The other major detail at work here is practically ancillary to the conflict between Melissa and Hugh, or it would be in a totally different movie: turns out that at the age of 9, Carter was the unknowing subject of a study on children of divorce headed by Dr. Judith (Lynch), who wants to churn out a sequel to her work in the present by following up with her now grown up test kids. In truth, this little development actually drives the entire film by forcing Carter to deal with his deep-rooted maladjustment, but it feels like a superfluous layer in a yarn about holding it together when your folks refuse to be civil well into your adulthood. That’s enough of a dramatic fount without any needless tinkering.
For a script this tight, there’s a remarkable amount of waste strewn throughout otherwise economical writing. (Seriously, Jessica Alba, playing one of the other A.C.O.D.s, could be cut from the film without affecting a thing.) Fortunately, performance offsets A.C.O.D.‘s missteps; if it’s not abundantly clear by now, then let it be said once again that Zicherman did a swell job with his casting. Scott avails himself well, even if he’s almost always in danger of being upstaged by O’Hara, Jenkins, and Lynch whenever he has a scene with them. That’s less a burn on Scott than a laurel for the veteran trio, all of whom know how to communicate volumes with the curl of a lip or the twitch of an eyebrow. The rest have comparatively little to do, but they make the most of what they get (though everyone shipping Carter and Sondra in advance should put their fanfic away, because Poehler and Scott barely get to interact meaningfully); only Mary Elizabeth Winstead gets the short shrift as Carter’s loyal but functionless girlfriend.

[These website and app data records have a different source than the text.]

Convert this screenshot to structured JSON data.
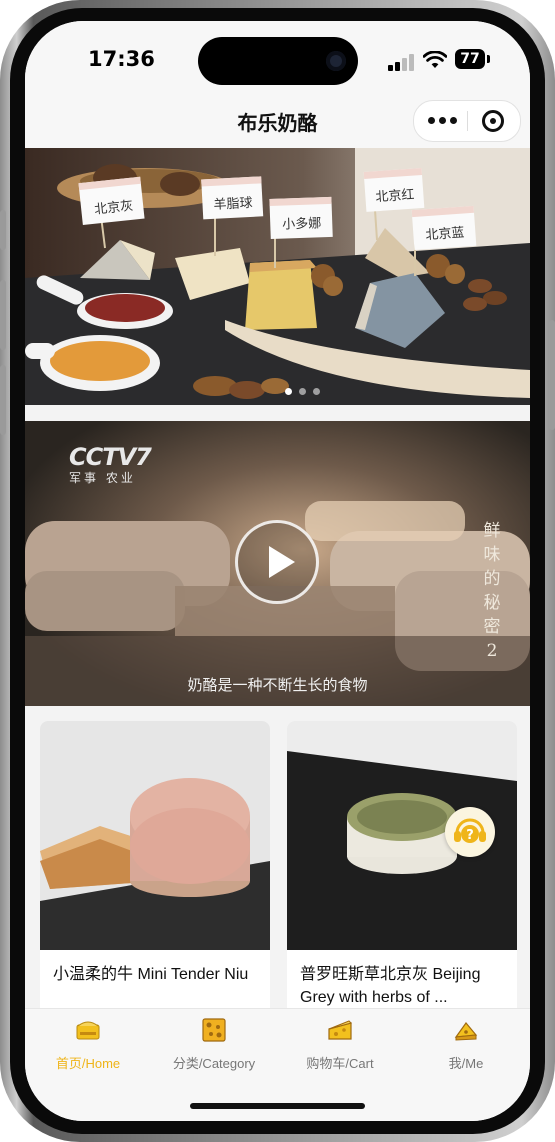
{
  "status_bar": {
    "time": "17:36",
    "battery": "77"
  },
  "nav": {
    "title": "布乐奶酪"
  },
  "banner": {
    "flags": [
      "北京灰",
      "羊脂球",
      "小多娜",
      "北京红",
      "北京蓝"
    ],
    "page_count": 3,
    "active_page": 1
  },
  "video": {
    "channel_logo": "CCTV7",
    "channel_sub": "军事 农业",
    "side_title": "鲜味的秘密2",
    "side_title_chars": [
      "鲜",
      "味",
      "的",
      "秘",
      "密",
      "2"
    ],
    "subtitle": "奶酪是一种不断生长的食物"
  },
  "products": [
    {
      "name": "小温柔的牛 Mini Tender Niu"
    },
    {
      "name": "普罗旺斯草北京灰 Beijing Grey with herbs of ..."
    }
  ],
  "tabs": [
    {
      "label": "首页/Home",
      "icon": "home-cheese-shop-icon",
      "active": true
    },
    {
      "label": "分类/Category",
      "icon": "cheese-block-icon",
      "active": false
    },
    {
      "label": "购物车/Cart",
      "icon": "cheese-wedge-icon",
      "active": false
    },
    {
      "label": "我/Me",
      "icon": "cheese-slice-icon",
      "active": false
    }
  ],
  "colors": {
    "accent": "#efb51a",
    "tab_inactive": "#777777",
    "nav_bg": "#f7f7f7"
  }
}
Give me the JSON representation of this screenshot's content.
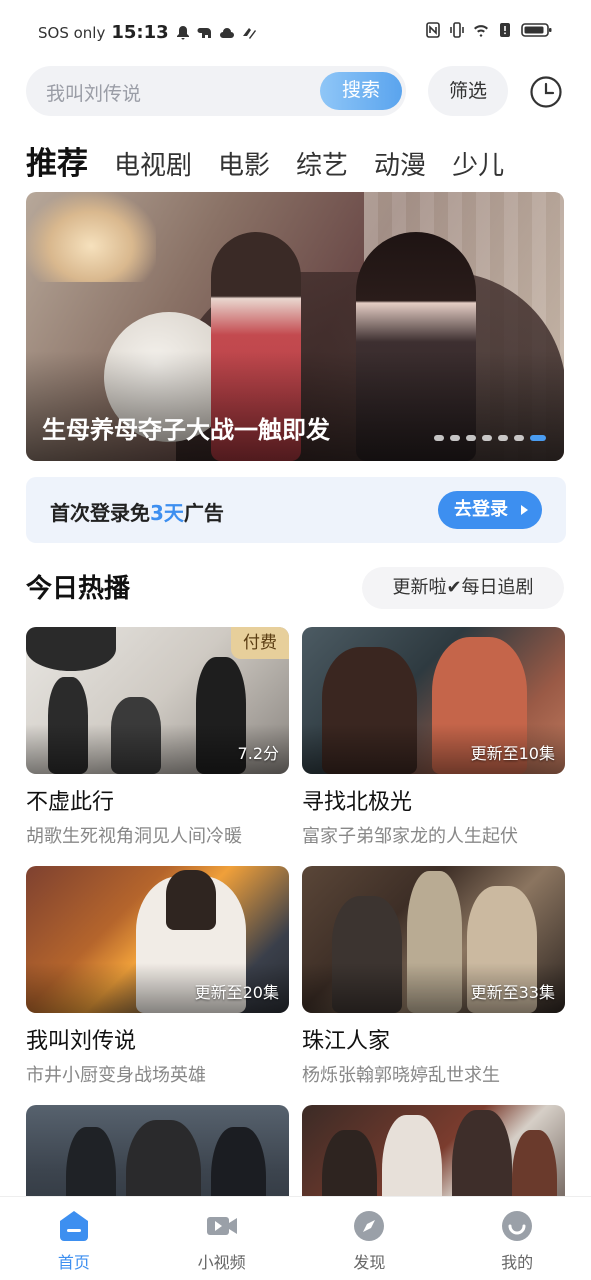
{
  "status_bar": {
    "carrier": "SOS only",
    "time": "15:13"
  },
  "search": {
    "placeholder": "我叫刘传说",
    "button_label": "搜索",
    "filter_label": "筛选"
  },
  "tabs": [
    {
      "label": "推荐",
      "active": true
    },
    {
      "label": "电视剧",
      "active": false
    },
    {
      "label": "电影",
      "active": false
    },
    {
      "label": "综艺",
      "active": false
    },
    {
      "label": "动漫",
      "active": false
    },
    {
      "label": "少儿",
      "active": false
    }
  ],
  "banner": {
    "caption": "生母养母夺子大战一触即发",
    "dot_count": 7,
    "active_dot": 6
  },
  "login_promo": {
    "text_before": "首次登录免",
    "highlight": "3天",
    "text_after": "广告",
    "button_label": "去登录"
  },
  "section": {
    "title": "今日热播",
    "tag": "更新啦✔每日追剧"
  },
  "cards": [
    {
      "title": "不虚此行",
      "subtitle": "胡歌生死视角洞见人间冷暖",
      "badge": "付费",
      "corner": "7.2分"
    },
    {
      "title": "寻找北极光",
      "subtitle": "富家子弟邹家龙的人生起伏",
      "badge": "",
      "corner": "更新至10集"
    },
    {
      "title": "我叫刘传说",
      "subtitle": "市井小厨变身战场英雄",
      "badge": "",
      "corner": "更新至20集"
    },
    {
      "title": "珠江人家",
      "subtitle": "杨烁张翰郭晓婷乱世求生",
      "badge": "",
      "corner": "更新至33集"
    },
    {
      "title": "",
      "subtitle": "",
      "badge": "",
      "corner": ""
    },
    {
      "title": "",
      "subtitle": "",
      "badge": "",
      "corner": ""
    }
  ],
  "bottom_nav": [
    {
      "label": "首页",
      "icon": "home-icon",
      "active": true
    },
    {
      "label": "小视频",
      "icon": "video-camera-icon",
      "active": false
    },
    {
      "label": "发现",
      "icon": "compass-icon",
      "active": false
    },
    {
      "label": "我的",
      "icon": "profile-icon",
      "active": false
    }
  ],
  "colors": {
    "accent": "#3d8ff0",
    "paid_badge": "#e7cf9b"
  }
}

But what’s really missing here is a sense of craft. Zicherman has spent most of his career writing and producing; A.C.O.D. represents his first directing credit, and while he this attempt shouldn’t be his last, he could stand to do a little homework before his next foray into feature filmmaking. This is a movie that’s as common in aesthetic as in character, and which benefits more from shrewd hiring choices than storytelling skill. That’s okay, of course, but it’s a poor formula for cobbling together a movie – no matter how well-versed its players are in the art of comedy.